Problem to solve: Where a picture shows up in the listing below, omit it and output the rest exactly.

==*==

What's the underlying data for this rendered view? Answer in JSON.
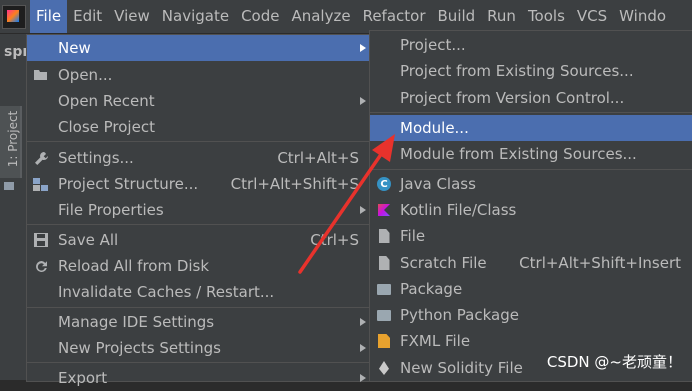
{
  "menubar": {
    "items": [
      "File",
      "Edit",
      "View",
      "Navigate",
      "Code",
      "Analyze",
      "Refactor",
      "Build",
      "Run",
      "Tools",
      "VCS",
      "Windo"
    ],
    "active_index": 0
  },
  "left_panel": {
    "project_name_fragment": "spr",
    "tool_window_label": "1: Project"
  },
  "file_menu": {
    "items": [
      {
        "label": "New",
        "icon": "",
        "shortcut": "",
        "submenu": true
      },
      {
        "label": "Open...",
        "icon": "folder-open-icon",
        "shortcut": ""
      },
      {
        "label": "Open Recent",
        "icon": "",
        "shortcut": "",
        "submenu": true
      },
      {
        "label": "Close Project",
        "icon": "",
        "shortcut": ""
      },
      {
        "label": "Settings...",
        "icon": "wrench-icon",
        "shortcut": "Ctrl+Alt+S"
      },
      {
        "label": "Project Structure...",
        "icon": "project-structure-icon",
        "shortcut": "Ctrl+Alt+Shift+S"
      },
      {
        "label": "File Properties",
        "icon": "",
        "shortcut": "",
        "submenu": true
      },
      {
        "label": "Save All",
        "icon": "save-icon",
        "shortcut": "Ctrl+S"
      },
      {
        "label": "Reload All from Disk",
        "icon": "reload-icon",
        "shortcut": ""
      },
      {
        "label": "Invalidate Caches / Restart...",
        "icon": "",
        "shortcut": ""
      },
      {
        "label": "Manage IDE Settings",
        "icon": "",
        "shortcut": "",
        "submenu": true
      },
      {
        "label": "New Projects Settings",
        "icon": "",
        "shortcut": "",
        "submenu": true
      },
      {
        "label": "Export",
        "icon": "",
        "shortcut": "",
        "submenu": true
      }
    ]
  },
  "new_submenu": {
    "items": [
      {
        "label": "Project...",
        "icon": "",
        "shortcut": ""
      },
      {
        "label": "Project from Existing Sources...",
        "icon": "",
        "shortcut": ""
      },
      {
        "label": "Project from Version Control...",
        "icon": "",
        "shortcut": ""
      },
      {
        "label": "Module...",
        "icon": "",
        "shortcut": ""
      },
      {
        "label": "Module from Existing Sources...",
        "icon": "",
        "shortcut": ""
      },
      {
        "label": "Java Class",
        "icon": "java-class-icon",
        "shortcut": ""
      },
      {
        "label": "Kotlin File/Class",
        "icon": "kotlin-icon",
        "shortcut": ""
      },
      {
        "label": "File",
        "icon": "file-icon",
        "shortcut": ""
      },
      {
        "label": "Scratch File",
        "icon": "scratch-file-icon",
        "shortcut": "Ctrl+Alt+Shift+Insert"
      },
      {
        "label": "Package",
        "icon": "package-icon",
        "shortcut": ""
      },
      {
        "label": "Python Package",
        "icon": "python-package-icon",
        "shortcut": ""
      },
      {
        "label": "FXML File",
        "icon": "fxml-file-icon",
        "shortcut": ""
      },
      {
        "label": "New Solidity File",
        "icon": "solidity-icon",
        "shortcut": ""
      }
    ]
  },
  "watermark": "CSDN @~老顽童！",
  "colors": {
    "menu_bg": "#3c3f41",
    "selection": "#4b6eaf",
    "text": "#bbbbbb",
    "annotation_arrow": "#e8322c"
  }
}
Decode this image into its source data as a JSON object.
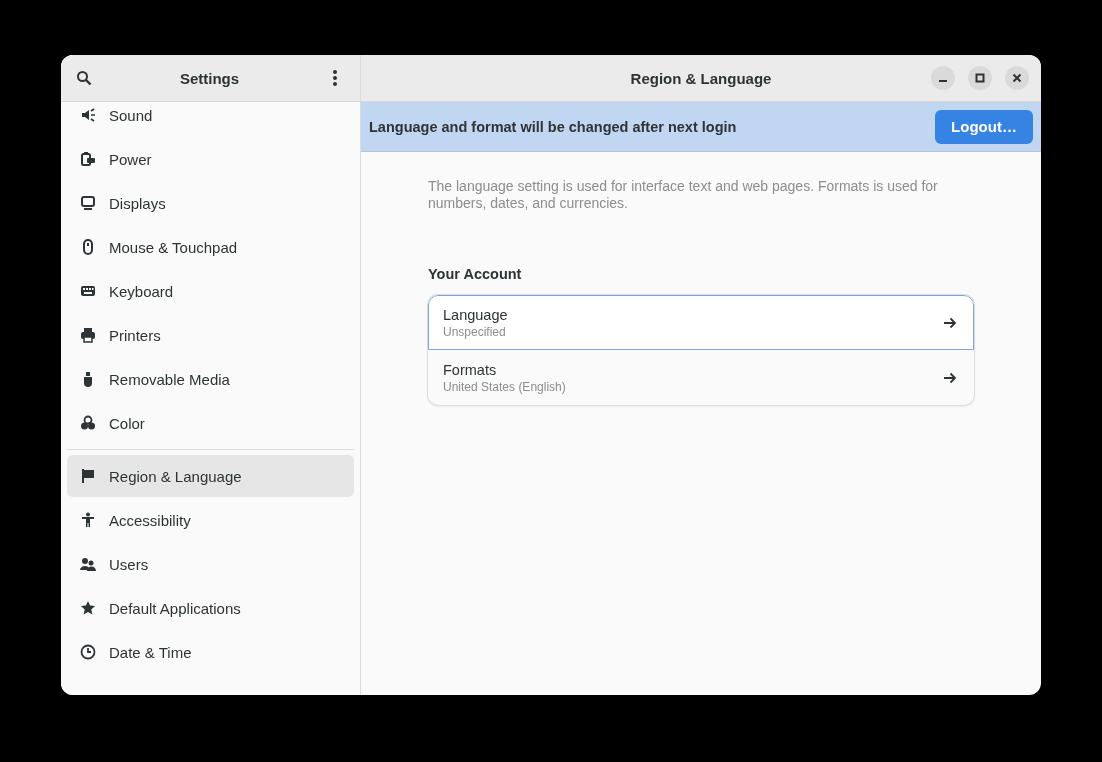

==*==

Written answer:
What's the underlying data for this rendered view? Answer in JSON.
{
  "menubar": {
    "items": [
      "File",
      "Edit",
      "View",
      "Navigate",
      "Code",
      "Analyze",
      "Refactor",
      "Build",
      "Run",
      "Tools",
      "VCS",
      "Windo"
    ],
    "active_index": 0
  },
  "left_panel": {
    "project_name_fragment": "spr",
    "tool_window_label": "1: Project"
  },
  "file_menu": {
    "items": [
      {
        "label": "New",
        "icon": "",
        "shortcut": "",
        "submenu": true
      },
      {
        "label": "Open...",
        "icon": "folder-open-icon",
        "shortcut": ""
      },
      {
        "label": "Open Recent",
        "icon": "",
        "shortcut": "",
        "submenu": true
      },
      {
        "label": "Close Project",
        "icon": "",
        "shortcut": ""
      },
      {
        "label": "Settings...",
        "icon": "wrench-icon",
        "shortcut": "Ctrl+Alt+S"
      },
      {
        "label": "Project Structure...",
        "icon": "project-structure-icon",
        "shortcut": "Ctrl+Alt+Shift+S"
      },
      {
        "label": "File Properties",
        "icon": "",
        "shortcut": "",
        "submenu": true
      },
      {
        "label": "Save All",
        "icon": "save-icon",
        "shortcut": "Ctrl+S"
      },
      {
        "label": "Reload All from Disk",
        "icon": "reload-icon",
        "shortcut": ""
      },
      {
        "label": "Invalidate Caches / Restart...",
        "icon": "",
        "shortcut": ""
      },
      {
        "label": "Manage IDE Settings",
        "icon": "",
        "shortcut": "",
        "submenu": true
      },
      {
        "label": "New Projects Settings",
        "icon": "",
        "shortcut": "",
        "submenu": true
      },
      {
        "label": "Export",
        "icon": "",
        "shortcut": "",
        "submenu": true
      }
    ]
  },
  "new_submenu": {
    "items": [
      {
        "label": "Project...",
        "icon": "",
        "shortcut": ""
      },
      {
        "label": "Project from Existing Sources...",
        "icon": "",
        "shortcut": ""
      },
      {
        "label": "Project from Version Control...",
        "icon": "",
        "shortcut": ""
      },
      {
        "label": "Module...",
        "icon": "",
        "shortcut": ""
      },
      {
        "label": "Module from Existing Sources...",
        "icon": "",
        "shortcut": ""
      },
      {
        "label": "Java Class",
        "icon": "java-class-icon",
        "shortcut": ""
      },
      {
        "label": "Kotlin File/Class",
        "icon": "kotlin-icon",
        "shortcut": ""
      },
      {
        "label": "File",
        "icon": "file-icon",
        "shortcut": ""
      },
      {
        "label": "Scratch File",
        "icon": "scratch-file-icon",
        "shortcut": "Ctrl+Alt+Shift+Insert"
      },
      {
        "label": "Package",
        "icon": "package-icon",
        "shortcut": ""
      },
      {
        "label": "Python Package",
        "icon": "python-package-icon",
        "shortcut": ""
      },
      {
        "label": "FXML File",
        "icon": "fxml-file-icon",
        "shortcut": ""
      },
      {
        "label": "New Solidity File",
        "icon": "solidity-icon",
        "shortcut": ""
      }
    ]
  },
  "watermark": "CSDN @~老顽童！",
  "colors": {
    "menu_bg": "#3c3f41",
    "selection": "#4b6eaf",
    "text": "#bbbbbb",
    "annotation_arrow": "#e8322c"
  }
}
Decode this image into its source data as a JSON object.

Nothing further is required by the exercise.